One of them needs electricity to work, and required huge amounts of power to smelt its pretty carcass, and extract the raw materials used in its components. The other needed some energy in its production, but has since enabled years of green creativity. One I’ll leave as an heirloom; the other will have no sentimental value. One is laden with distractions and promises, the other gives out only what you put in. Warts and all.
If you asked me to choose between them, I wouldn’t even have to think about it.
Over March-May I’ll be Writer in Residence at Stafford’s Gatehouse Theatre. I’ll be seeking stories to fictionalise from local people regarding the theatre itself, Stafford and the surrounding area, with the possibility of publication on the Gatehouse website.
I’ll also be offering one-to-ones to writers seeking guidance, or those who have always fancied writing but are unsure where to start. There will also be workshops from local writers William Gallagher, Fiona Joseph and Maria Whatton.
I’ll be appearing at Birmingham Literature Festival on October 6th, talking about literary entrepreneurship. The panel, called Making Writing Work, will be chaired by Malachi MacIntosh, and also feature Nick Makoha and Crystal Mahey-Morgan.
We are in the midst of a literary revolution. Gone are the days when writers followed just one career path, as now we welcome the rise of the literary entrepreneur.
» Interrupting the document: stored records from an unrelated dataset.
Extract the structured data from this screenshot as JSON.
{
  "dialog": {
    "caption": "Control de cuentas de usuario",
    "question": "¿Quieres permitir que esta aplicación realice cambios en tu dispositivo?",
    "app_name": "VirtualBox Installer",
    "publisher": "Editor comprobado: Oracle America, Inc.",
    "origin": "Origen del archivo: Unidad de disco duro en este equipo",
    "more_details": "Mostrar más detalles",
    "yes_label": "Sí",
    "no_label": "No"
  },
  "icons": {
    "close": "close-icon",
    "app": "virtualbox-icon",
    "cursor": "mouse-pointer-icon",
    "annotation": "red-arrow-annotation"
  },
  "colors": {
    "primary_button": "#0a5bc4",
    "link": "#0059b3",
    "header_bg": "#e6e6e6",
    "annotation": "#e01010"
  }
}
As the boundaries of literature and literary culture become even more blurred, writers are disrupting their once traditional career paths and extending and intertwining their writing to include other artforms, environments, platforms and formats.
By harnessing creative thinking to generate more value and opportunities, is literary entrepreneurship the key to living a more fulfilled and successful life as a writer?
Our panel – poet Nick Makoha, publicist Crystal Mahey-Morgan and writer Martin Sketchley – will share their own experiences of writing and approaches to publishing, and discuss what it means to be a literary entrepreneur.
Then I’ll be at the Royal Television Society Careers Fair on October 7th, representing The Writers’ Guild of Great Britain.
Join us on Monday 7th October to get all the latest tips, tricks and practical advice to help you land that all important first job in TV.
Alongside panel sessions with production teams and talent from the biggest shows and brands, will be bootcamps, CV advice, the opportunity to learn about the different jobs and training schemes that are available and to network with some of the most influential creatives in the business.
It’s UNMISSABLE if you have ever thought about working in telly.
It’s easy to get your writing out of Scrivener into another editor for the final polish using the Compile function. In my case, I always compile to Microsoft Word. Something I’ve wrestled with for a while, however, is getting the headers and footers in Word just how I want them. Fortunately, as with most things Scrivener, the developers have made this easy to do at the Compile stage.
- When you’re ready, go File/Compile.
- In Section Layouts, rest the cursor over Scene (or whichever), and an edit icon appears to the right.
- Click this icon, then the Edit “Scene” Layout button. The pane below will appear.
- Now click Page Settings, and select Header and Footer text.
- The three boxes indicate the positioning of the headers and footers on the page post-Compile. Insert your header/footer text here. Set font and size in the relevant boxes, but format this text using markdown tags in the header and footer panes.
Use the handy Test button to try out your settings before actually compiling.
I hope this helps.